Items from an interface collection
+-------+

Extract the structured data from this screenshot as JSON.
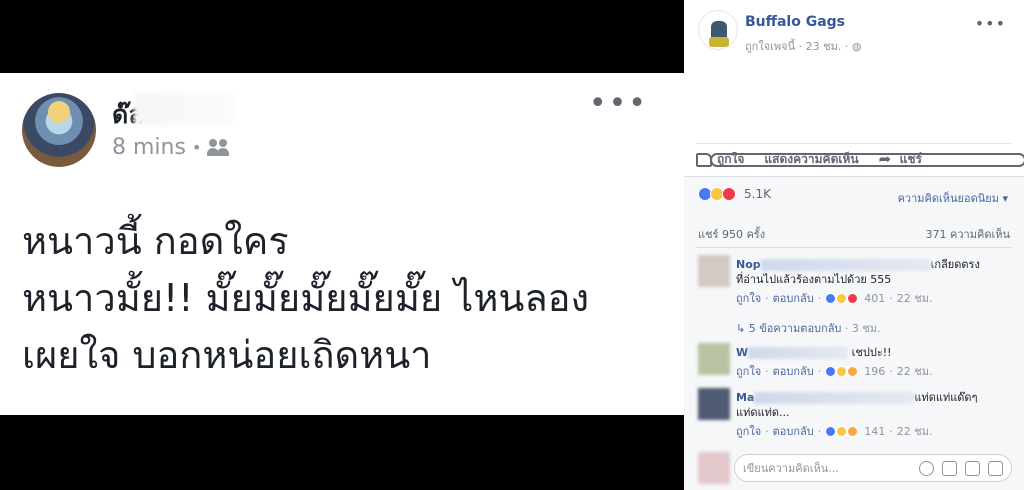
{
  "post": {
    "author_visible": "ด๊ล",
    "time": "8 mins",
    "text": "หนาวนี้ กอดใคร\nหนาวมั้ย!! มั๊ยมั๊ยมั๊ยมั๊ยมั๊ย ไหนลอง\nเผยใจ บอกหน่อยเถิดหนา"
  },
  "page": {
    "name": "Buffalo Gags",
    "liked_label": "ถูกใจเพจนี้",
    "time": "23 ชม."
  },
  "actions": {
    "like": "ถูกใจ",
    "comment": "แสดงความคิดเห็น",
    "share": "แชร์"
  },
  "stats": {
    "reactions": "5.1K",
    "sort": "ความคิดเห็นยอดนิยม ▾",
    "shares": "แชร์ 950 ครั้ง",
    "comments": "371 ความคิดเห็น"
  },
  "comments": [
    {
      "author": "Nop",
      "text_tail": "เกลียดตรง",
      "text2": "ที่อ่านไปแล้วร้องตามไปด้วย 555",
      "like": "ถูกใจ",
      "reply": "ตอบกลับ",
      "count": "401",
      "time": "22 ชม."
    },
    {
      "author": "W",
      "text_tail": "เชปปะ!!",
      "like": "ถูกใจ",
      "reply": "ตอบกลับ",
      "count": "196",
      "time": "22 ชม."
    },
    {
      "author": "Ma",
      "text_tail": "แท่ดแท่แด๊ดๆ",
      "text2": "แท่ดแท่ด...",
      "like": "ถูกใจ",
      "reply": "ตอบกลับ",
      "count": "141",
      "time": "22 ชม."
    }
  ],
  "replies_link": "5 ข้อความตอบกลับ",
  "replies_time": "3 ชม.",
  "composer": {
    "placeholder": "เขียนความคิดเห็น..."
  },
  "colors": {
    "link": "#365899",
    "accent": "#4b67a1"
  }
}
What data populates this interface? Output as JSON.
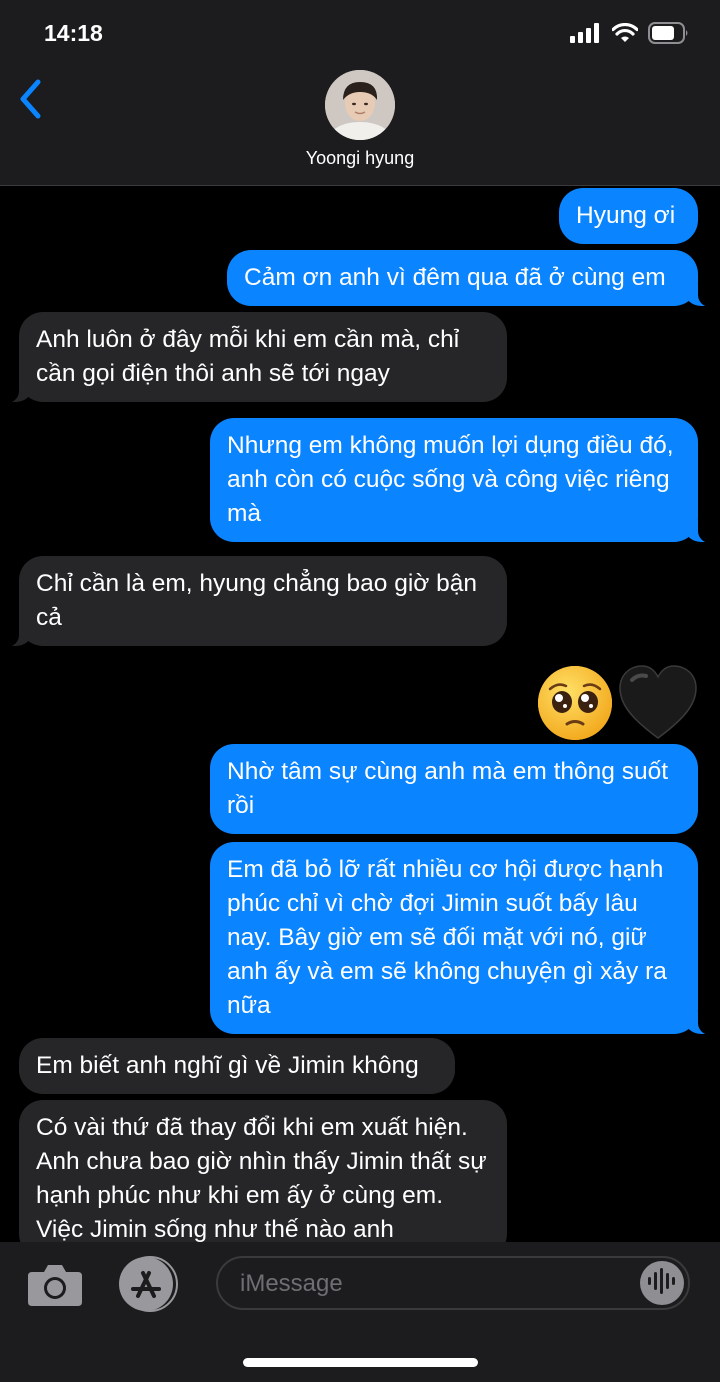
{
  "status_bar": {
    "time": "14:18"
  },
  "header": {
    "contact_name": "Yoongi hyung"
  },
  "messages": [
    {
      "sender": "me",
      "text": "Hyung ơi"
    },
    {
      "sender": "me",
      "text": "Cảm ơn anh vì đêm qua đã ở cùng em"
    },
    {
      "sender": "other",
      "text": "Anh luôn ở đây mỗi khi em cần mà, chỉ cần gọi điện thôi anh sẽ tới ngay"
    },
    {
      "sender": "me",
      "text": "Nhưng em không muốn lợi dụng điều đó, anh còn có cuộc sống và công việc riêng mà"
    },
    {
      "sender": "other",
      "text": "Chỉ cần là em, hyung chẳng bao giờ bận cả"
    },
    {
      "sender": "me",
      "text": "Nhờ tâm sự cùng anh mà em thông suốt rồi"
    },
    {
      "sender": "me",
      "text": "Em đã bỏ lỡ rất nhiều cơ hội được hạnh phúc chỉ vì chờ đợi Jimin suốt bấy lâu nay. Bây giờ em sẽ đối mặt với nó, giữ anh ấy và em sẽ không chuyện gì xảy ra nữa"
    },
    {
      "sender": "other",
      "text": "Em biết anh nghĩ gì về Jimin không"
    },
    {
      "sender": "other",
      "text": "Có vài thứ đã thay đổi khi em xuất hiện. Anh chưa bao giờ nhìn thấy Jimin thất sự hạnh phúc như khi em ấy ở cùng em. Việc Jimin sống như thế nào anh"
    }
  ],
  "emoji_message": {
    "sender": "me",
    "emojis": [
      "pleading-face",
      "black-heart"
    ]
  },
  "input": {
    "placeholder": "iMessage"
  },
  "colors": {
    "sent_bubble": "#0a84ff",
    "received_bubble": "#262628",
    "accent": "#0a84ff",
    "background": "#000000",
    "bar_background": "#1c1c1e"
  }
}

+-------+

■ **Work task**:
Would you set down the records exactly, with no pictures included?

■ **Written answer**:
Extract the structured data from this screenshot as JSON.
{
  "post": {
    "author_visible": "ด๊ล",
    "time": "8 mins",
    "text": "หนาวนี้ กอดใคร\nหนาวมั้ย!! มั๊ยมั๊ยมั๊ยมั๊ยมั๊ย ไหนลอง\nเผยใจ บอกหน่อยเถิดหนา"
  },
  "page": {
    "name": "Buffalo Gags",
    "liked_label": "ถูกใจเพจนี้",
    "time": "23 ชม."
  },
  "actions": {
    "like": "ถูกใจ",
    "comment": "แสดงความคิดเห็น",
    "share": "แชร์"
  },
  "stats": {
    "reactions": "5.1K",
    "sort": "ความคิดเห็นยอดนิยม ▾",
    "shares": "แชร์ 950 ครั้ง",
    "comments": "371 ความคิดเห็น"
  },
  "comments": [
    {
      "author": "Nop",
      "text_tail": "เกลียดตรง",
      "text2": "ที่อ่านไปแล้วร้องตามไปด้วย 555",
      "like": "ถูกใจ",
      "reply": "ตอบกลับ",
      "count": "401",
      "time": "22 ชม."
    },
    {
      "author": "W",
      "text_tail": "เชปปะ!!",
      "like": "ถูกใจ",
      "reply": "ตอบกลับ",
      "count": "196",
      "time": "22 ชม."
    },
    {
      "author": "Ma",
      "text_tail": "แท่ดแท่แด๊ดๆ",
      "text2": "แท่ดแท่ด...",
      "like": "ถูกใจ",
      "reply": "ตอบกลับ",
      "count": "141",
      "time": "22 ชม."
    }
  ],
  "replies_link": "5 ข้อความตอบกลับ",
  "replies_time": "3 ชม.",
  "composer": {
    "placeholder": "เขียนความคิดเห็น..."
  },
  "colors": {
    "link": "#365899",
    "accent": "#4b67a1"
  }
}
What data populates this interface? Output as JSON.
{
  "status_bar": {
    "time": "14:18"
  },
  "header": {
    "contact_name": "Yoongi hyung"
  },
  "messages": [
    {
      "sender": "me",
      "text": "Hyung ơi"
    },
    {
      "sender": "me",
      "text": "Cảm ơn anh vì đêm qua đã ở cùng em"
    },
    {
      "sender": "other",
      "text": "Anh luôn ở đây mỗi khi em cần mà, chỉ cần gọi điện thôi anh sẽ tới ngay"
    },
    {
      "sender": "me",
      "text": "Nhưng em không muốn lợi dụng điều đó, anh còn có cuộc sống và công việc riêng mà"
    },
    {
      "sender": "other",
      "text": "Chỉ cần là em, hyung chẳng bao giờ bận cả"
    },
    {
      "sender": "me",
      "text": "Nhờ tâm sự cùng anh mà em thông suốt rồi"
    },
    {
      "sender": "me",
      "text": "Em đã bỏ lỡ rất nhiều cơ hội được hạnh phúc chỉ vì chờ đợi Jimin suốt bấy lâu nay. Bây giờ em sẽ đối mặt với nó, giữ anh ấy và em sẽ không chuyện gì xảy ra nữa"
    },
    {
      "sender": "other",
      "text": "Em biết anh nghĩ gì về Jimin không"
    },
    {
      "sender": "other",
      "text": "Có vài thứ đã thay đổi khi em xuất hiện. Anh chưa bao giờ nhìn thấy Jimin thất sự hạnh phúc như khi em ấy ở cùng em. Việc Jimin sống như thế nào anh"
    }
  ],
  "emoji_message": {
    "sender": "me",
    "emojis": [
      "pleading-face",
      "black-heart"
    ]
  },
  "input": {
    "placeholder": "iMessage"
  },
  "colors": {
    "sent_bubble": "#0a84ff",
    "received_bubble": "#262628",
    "accent": "#0a84ff",
    "background": "#000000",
    "bar_background": "#1c1c1e"
  }
}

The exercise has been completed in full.